read more >

Final Two Self-Defense Programs of 2017 are coming up!

10.15.17 by Amy Jones

There are two self-defense programs still on the calendar for 2017. This will be your last chance to take self-defense before the new year, and ring in 2018 with strategies to feel safer, stronger, and more respected. Our last workshop is Saturday, October 28th, from 1:30 – 4:30. It’s open to people of all genders ages 15 and up. You can register online, and choose your own price between $30 and $50, or choose to waive the fee.

In November, we have a 12-hour course over two weekends — November 11 & 12 and 18 & 19. This is open to people of all genders ages 12 and up. Each session runs from 1:30 – 4:30. Full price is $200, with a student rate of $150. You can also sign yourself and a friend up for $175 each (a total of $350, you pay for both at once). If finances are a barrier, contact us at violenceprevention@thousandwaves.org to request a scholarship.  Online registration is open now.

Call for Applicants: Safe, Strong & Respected Program

09.21.17 by Amy Jones

Thousand Waves is soliciting partner organizations to work with us to provide 12-hour trainings to their constituents (who can be students, staff, or clients).  Scheduled to launch in 2018, this program will be modeled on the 12-hour trainings we’ve been doing here at our Center for years, but will have a specific population focus of young women and/or young members of the LGBTQ community.

We are also soliciting program evaluators for the same project.  The RFP is here.

The program overview and application is here.

Please distribute far and wide!  We will continue taking applications until we reach program capacity or through the end of 2017.

Self-Defense is Not About Eliminating Risk

09.15.17 by Amy Jones

When we talk about our approach to self-defense, one of the ways we explain it is to say that we don’t give people a bunch of rules to follow. Today I’m going to unpack that idea a little bit.

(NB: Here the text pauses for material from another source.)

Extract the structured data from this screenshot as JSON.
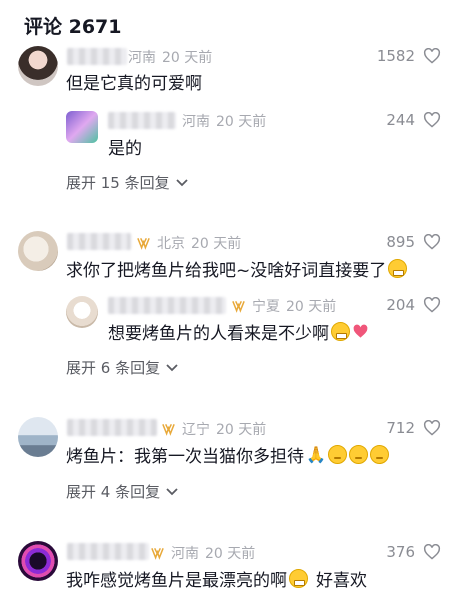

First of all, if I were to give you a rule, the chances of it being applicable to your life are pretty small. For example, one of the “rules” that well-meaning people will often tell you is to be careful getting into your car – make sure there’s nobody lurking in the back seat, or under the car.

I don’t know about you, but I don’t currently own a car. So that’s a rule that’s useless to me. read more >